We talked quite a bit and drank some hard coffee. He couldn’t resist the caffeinated drink with a kick. He told me that he is getting his citizenship tomorrow after living 22 years in the U.S. He also shared me his DUI story. He had to pay the lawyer 30 grants to keep him in the U.S. He’s a funny, hard-working man.

I didn’t sleep too well last night for the obvious reason. Even though I knew it was not the end of the world, I still worried. I can’t help it. I am a born worrier. I am glad things are fixed. I need to go to sleep early tonight.

Fixing Samsung Dryer Again

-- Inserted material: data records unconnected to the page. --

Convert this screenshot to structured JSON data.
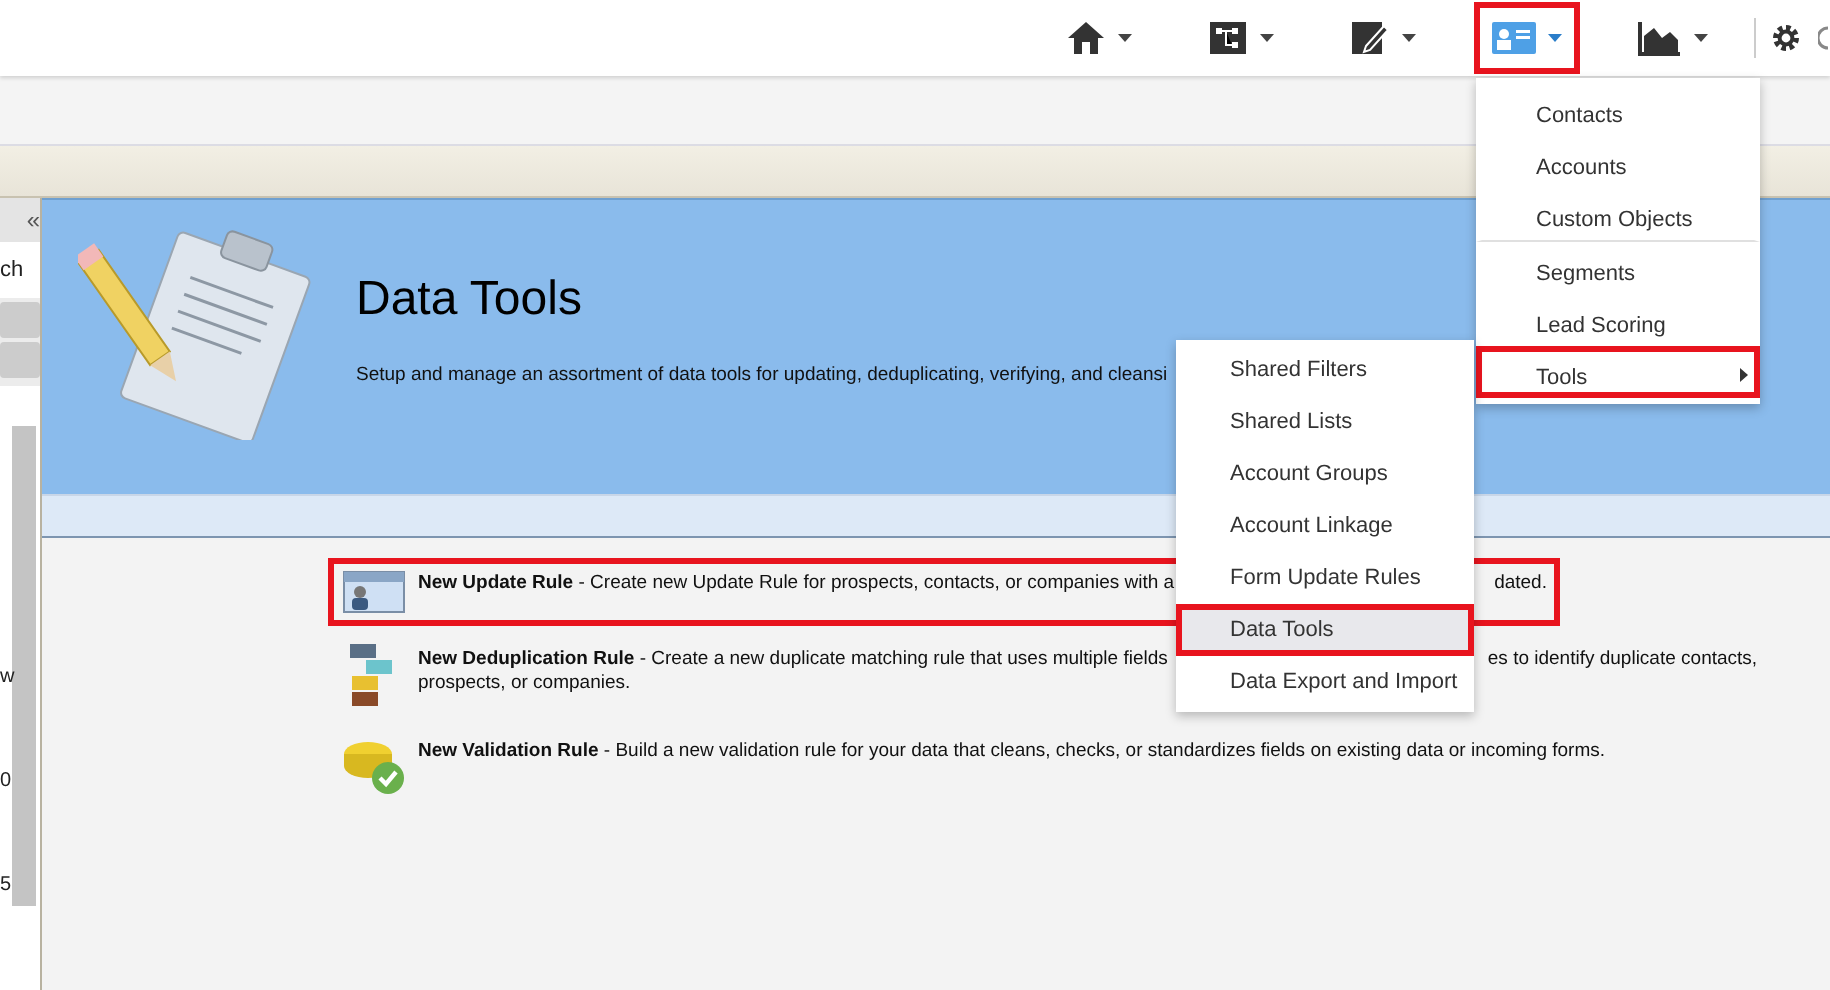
{
  "nav": {
    "items": [
      {
        "kind": "home",
        "selected": false,
        "highlighted": false
      },
      {
        "kind": "diagram",
        "selected": false,
        "highlighted": false
      },
      {
        "kind": "pencil",
        "selected": false,
        "highlighted": false
      },
      {
        "kind": "card",
        "selected": true,
        "highlighted": true
      },
      {
        "kind": "chart",
        "selected": false,
        "highlighted": false
      }
    ]
  },
  "sidebar": {
    "collapse_label": "«",
    "texts": [
      "ch",
      "w",
      "0",
      "5"
    ]
  },
  "header": {
    "title": "Data Tools",
    "subtitle": "Setup and manage an assortment of data tools for updating, deduplicating, verifying, and cleansi"
  },
  "rules": [
    {
      "kind": "update",
      "highlighted": true,
      "lines": [
        "**New Update Rule** - Create new Update Rule for prospects, contacts, or companies with a"
      ],
      "tails": [
        "dated."
      ]
    },
    {
      "kind": "dedupe",
      "highlighted": false,
      "lines": [
        "**New Deduplication Rule** - Create a new duplicate matching rule that uses multiple fields",
        "prospects, or companies."
      ],
      "tails": [
        "es to identify duplicate contacts,"
      ]
    },
    {
      "kind": "validate",
      "highlighted": false,
      "lines": [
        "**New Validation Rule** - Build a new validation rule for your data that cleans, checks, or standardizes fields on existing data or incoming forms."
      ]
    }
  ],
  "menu": {
    "items": [
      {
        "label": "Contacts",
        "divider_after": false,
        "submenu": false,
        "highlighted": false
      },
      {
        "label": "Accounts",
        "divider_after": false,
        "submenu": false,
        "highlighted": false
      },
      {
        "label": "Custom Objects",
        "divider_after": true,
        "submenu": false,
        "highlighted": false
      },
      {
        "label": "Segments",
        "divider_after": false,
        "submenu": false,
        "highlighted": false
      },
      {
        "label": "Lead Scoring",
        "divider_after": false,
        "submenu": false,
        "highlighted": false
      },
      {
        "label": "Tools",
        "divider_after": false,
        "submenu": true,
        "highlighted": true
      }
    ]
  },
  "submenu": {
    "items": [
      {
        "label": "Shared Filters",
        "selected": false
      },
      {
        "label": "Shared Lists",
        "selected": false
      },
      {
        "label": "Account Groups",
        "selected": false
      },
      {
        "label": "Account Linkage",
        "selected": false
      },
      {
        "label": "Form Update Rules",
        "selected": false
      },
      {
        "label": "Data Tools",
        "selected": true
      },
      {
        "label": "Data Export and Import",
        "selected": false
      }
    ]
  }
}
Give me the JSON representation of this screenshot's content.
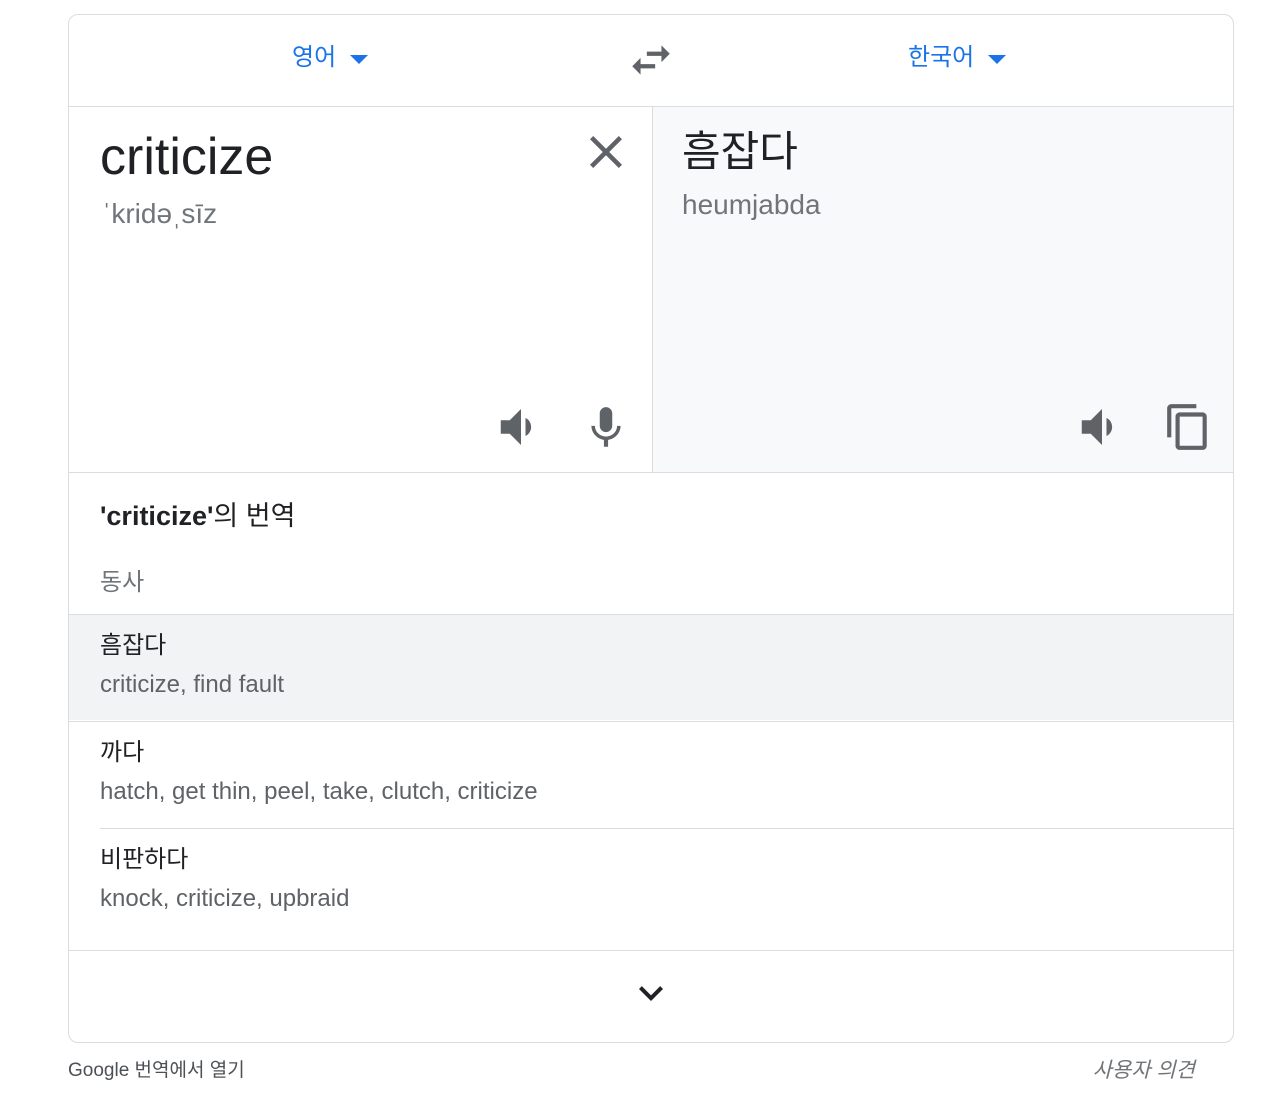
{
  "header": {
    "source_language": "영어",
    "target_language": "한국어"
  },
  "source": {
    "text": "criticize",
    "phonetic": "ˈkridəˌsīz"
  },
  "target": {
    "text": "흠잡다",
    "romanization": "heumjabda"
  },
  "dictionary": {
    "title_word": "'criticize'",
    "title_suffix": "의 번역",
    "part_of_speech": "동사",
    "entries": [
      {
        "word": "흠잡다",
        "synonyms": "criticize, find fault"
      },
      {
        "word": "까다",
        "synonyms": "hatch, get thin, peel, take, clutch, criticize"
      },
      {
        "word": "비판하다",
        "synonyms": "knock, criticize, upbraid"
      }
    ]
  },
  "footer": {
    "open_in_translate": "Google 번역에서 열기",
    "feedback": "사용자 의견"
  },
  "icons": {
    "language_dropdown": "arrow-drop-down-icon",
    "swap": "swap-horiz-icon",
    "clear": "close-icon",
    "listen": "volume-icon",
    "voice_input": "mic-icon",
    "copy": "copy-icon",
    "expand": "chevron-down-icon"
  },
  "colors": {
    "accent": "#1a73e8",
    "icon": "#5f6368",
    "text": "#202124",
    "secondary_text": "#70757a",
    "border": "#dadce0",
    "target_pane_bg": "#f8f9fa",
    "row_highlight_bg": "#f1f3f4",
    "footer_text": "#4d5156"
  }
}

A little over a year ago, I fixed the Samsung dryer’s noise and heat element. In the last few weeks, the noise returned. Last night, I opened it up again and replaced the wheels that hold the bowl. Problem solved.

As I was putting back the dryer, I noticed a wet spot on the floor. The water dripped from the copper pipe from the main water line. I am not going to mess with the soldering; therefore, I called a handyman. He replaced our main water shutoff valve in the past and he did a good job. I’ll ask him to replace the water pipe going into the washer as well. It looks bad too.

Then I have more things to do in the coming weeks:

  • Replace the toilet fill valve
  • Fix the wood gate
  • Wash the sidings
  • Do something with the driveway

See why I hate owning a house? I didn’t have to do any of these when I lived in an apartment. I didn’t have to worry about the water flooding my basement or the wind knocking out the trim of the roof. Once the kids moved out, I am going to go back to renting a small space for me and my wife and we just travel most of the time.

Replacing Tires for 2018 Toyota Sienna SE

Replaced four brand new Michelin Primacy Tour A/S Tires for our 2018 Toyota Sienna SE at 40,000 miles. The tires were purchased from Costco for $970. Then performed wheel alignment at Ourisman Fairfax Toyota for $140. Another day, another grant spent.

Total cost: $1,110.

Fixing Dishwasher From Leaking

For the backstory, read this post first. Because many people had experience the same leaking issue from their dishwasher, which includes the Whirpool brand, there are a handful of YouTube video showing how to fix it. I followed this one.

Replacing the dishwasher diverter valve seal grommet was straightforward. I just needed to wait for the product to arrive from Amazon. The first time I replaced it, the water still leaked in tiny drops. My wife read somewhere that applying sealing tape around the grommet would stop the leak. I did that and voila: no more leak.

The grommet cost $5.

Dust Life